At oral argument before this court, the defendant argued, by way of analogy to the best evidence rule, that the state must enter the relevant restraining order into evidence in order to convict him of violating that order. The best evidence rule states: “[I]n proving the terms of a writing, where the terms are material, the original writing must be produced unless it is shown to be unavailable for some reason other than the serious fault of the proponent.” (Internal quotation marks omitted.) Brookfield v. Candlewood Shores Estates, Inc., 201 Conn. 1, 10, 513 A.2d 1218 (1986). The purpose of this rule is not to exclude evidence, but instead to express the court's preference for admitting an original document into evidence when the document's terms are at issue. Id., at 12, 513 A.2d 1218. Although the best evidence rule is not dispositive in this case, we acknowledge that it would have been preferable for the state to enter the operative restraining order into evidence. The fact that the state failed to do so, however, does not make its evidence automatically insufficient. Even though the state's evidence that the defendant violated the terms of the restraining order was circumstantial, that does not diminish its probative force or the reasonableness of the inference that the subsequent restraining order also prohibited the defendant from assaulting the victim.

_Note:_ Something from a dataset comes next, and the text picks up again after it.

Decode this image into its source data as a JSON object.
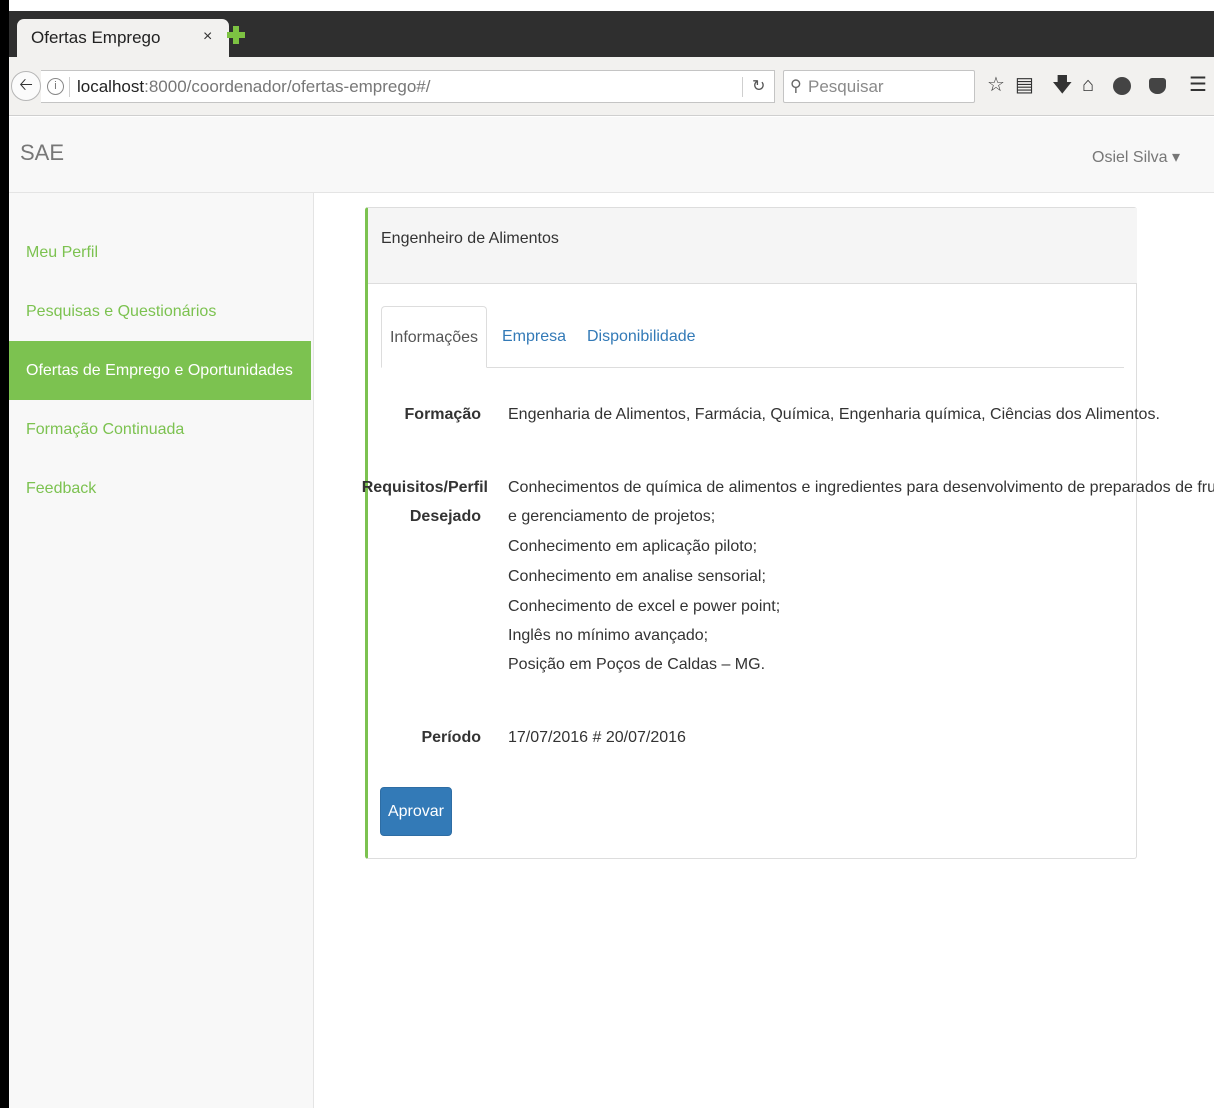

The jury reasonably and justifiably could have concluded that the terms of the subsequent restraining order were the same as those in the ex parte order and, therefore, included a prohibition on assaulting the victim. It would have been unreasonable, in light of the evidence that tended to show that the defendant did not comply with the ex parte order, to infer that the court would have originally ordered the defendant to refrain from assaulting the victim but then, in a subsequent restraining order, not prohibit the defendant from doing so.9 The jury reasonably could have found that the terms of the restraining order in effect at the time of the murder were substantially the same as the terms of the ex parte restraining order. See State v. Taylor, 306 Conn. 426, 436, 50 A .3d 862 (2012). We therefore conclude that there was sufficient evidence adduced at trial for the jury to find beyond a reasonable doubt that assaulting the victim violated the terms of the restraining order in effect on the day of the murder.
After consideration of the defendant's arguments on appeal, we note that he did not raise any objection before the trial court that the ex parte order was irrelevant to proving the terms of a subsequent restraining order. He also did not cross-examine Lindlauf to clarify whether she was testifying to the terms of a posthearing restraining order that was not in evidence, and, if so, then object to her testimony on the basis of the best evidence rule. The defendant thus allowed the state to admit the ex parte order into evidence without objection. The evidence before the jury was sufficient for it to find the defendant guilty of criminal violation of a restraining order beyond a reasonable doubt.
The judgment is affirmed.
In this opinion the other judges concurred.